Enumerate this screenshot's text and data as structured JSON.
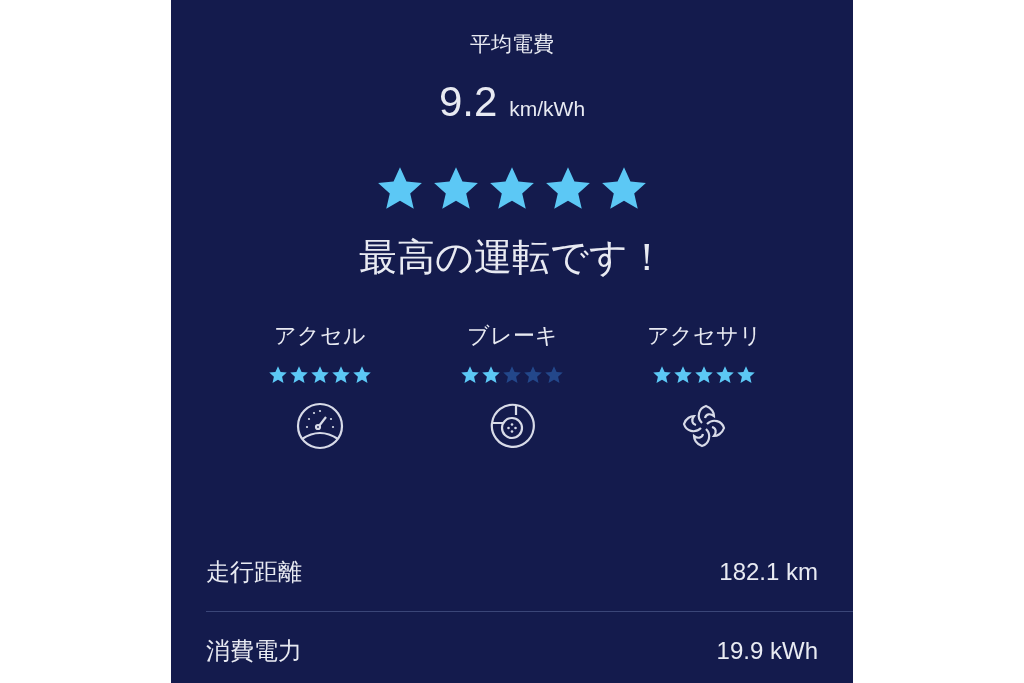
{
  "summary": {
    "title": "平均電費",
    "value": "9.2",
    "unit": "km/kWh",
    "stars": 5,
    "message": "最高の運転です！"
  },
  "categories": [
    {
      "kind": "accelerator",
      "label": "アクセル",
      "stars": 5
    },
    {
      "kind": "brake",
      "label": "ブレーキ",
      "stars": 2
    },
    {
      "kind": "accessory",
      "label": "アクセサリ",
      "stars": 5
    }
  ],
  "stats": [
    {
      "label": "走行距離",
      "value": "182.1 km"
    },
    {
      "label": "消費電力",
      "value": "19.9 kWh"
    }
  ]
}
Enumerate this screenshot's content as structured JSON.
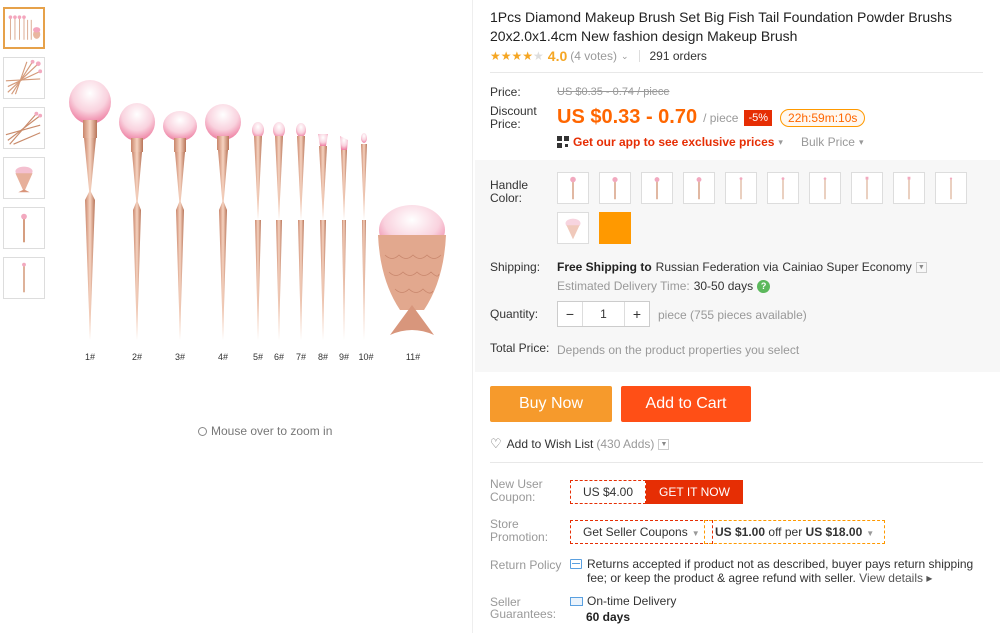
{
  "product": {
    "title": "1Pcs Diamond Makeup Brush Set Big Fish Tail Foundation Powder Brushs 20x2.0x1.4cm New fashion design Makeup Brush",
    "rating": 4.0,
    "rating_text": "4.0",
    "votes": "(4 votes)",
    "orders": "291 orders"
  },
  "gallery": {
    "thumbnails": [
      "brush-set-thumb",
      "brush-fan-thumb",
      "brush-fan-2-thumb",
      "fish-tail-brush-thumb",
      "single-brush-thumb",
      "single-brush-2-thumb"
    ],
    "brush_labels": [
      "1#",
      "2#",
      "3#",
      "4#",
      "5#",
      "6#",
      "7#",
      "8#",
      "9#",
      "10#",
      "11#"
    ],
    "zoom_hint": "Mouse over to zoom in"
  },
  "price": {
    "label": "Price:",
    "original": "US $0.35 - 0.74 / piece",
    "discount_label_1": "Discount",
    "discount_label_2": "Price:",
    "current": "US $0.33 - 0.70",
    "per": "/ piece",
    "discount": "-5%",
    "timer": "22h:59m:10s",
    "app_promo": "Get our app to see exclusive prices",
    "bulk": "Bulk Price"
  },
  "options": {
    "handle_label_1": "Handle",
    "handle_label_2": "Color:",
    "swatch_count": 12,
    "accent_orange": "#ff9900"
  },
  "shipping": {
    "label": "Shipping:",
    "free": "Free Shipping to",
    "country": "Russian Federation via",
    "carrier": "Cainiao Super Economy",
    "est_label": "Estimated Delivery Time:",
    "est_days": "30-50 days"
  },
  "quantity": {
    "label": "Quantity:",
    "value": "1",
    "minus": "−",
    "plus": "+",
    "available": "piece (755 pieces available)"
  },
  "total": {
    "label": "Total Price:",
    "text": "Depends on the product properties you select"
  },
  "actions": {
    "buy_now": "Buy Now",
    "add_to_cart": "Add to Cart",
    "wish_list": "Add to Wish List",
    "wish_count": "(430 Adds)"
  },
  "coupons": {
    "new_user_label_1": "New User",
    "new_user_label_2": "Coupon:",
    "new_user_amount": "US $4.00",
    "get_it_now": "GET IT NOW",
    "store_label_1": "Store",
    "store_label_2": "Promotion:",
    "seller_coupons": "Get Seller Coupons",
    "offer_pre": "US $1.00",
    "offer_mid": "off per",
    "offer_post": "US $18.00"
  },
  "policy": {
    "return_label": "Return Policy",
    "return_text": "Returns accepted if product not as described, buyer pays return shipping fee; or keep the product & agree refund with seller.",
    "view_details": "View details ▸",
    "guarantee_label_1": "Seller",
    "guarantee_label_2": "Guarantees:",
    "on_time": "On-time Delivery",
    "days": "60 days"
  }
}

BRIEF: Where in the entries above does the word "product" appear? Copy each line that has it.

SOLVED PROBLEM:
  "product": {
    "text": "Depends on the product properties you select"
    "return_text": "Returns accepted if product not as described, buyer pays return shipping fee; or keep the product & agree refund with seller.",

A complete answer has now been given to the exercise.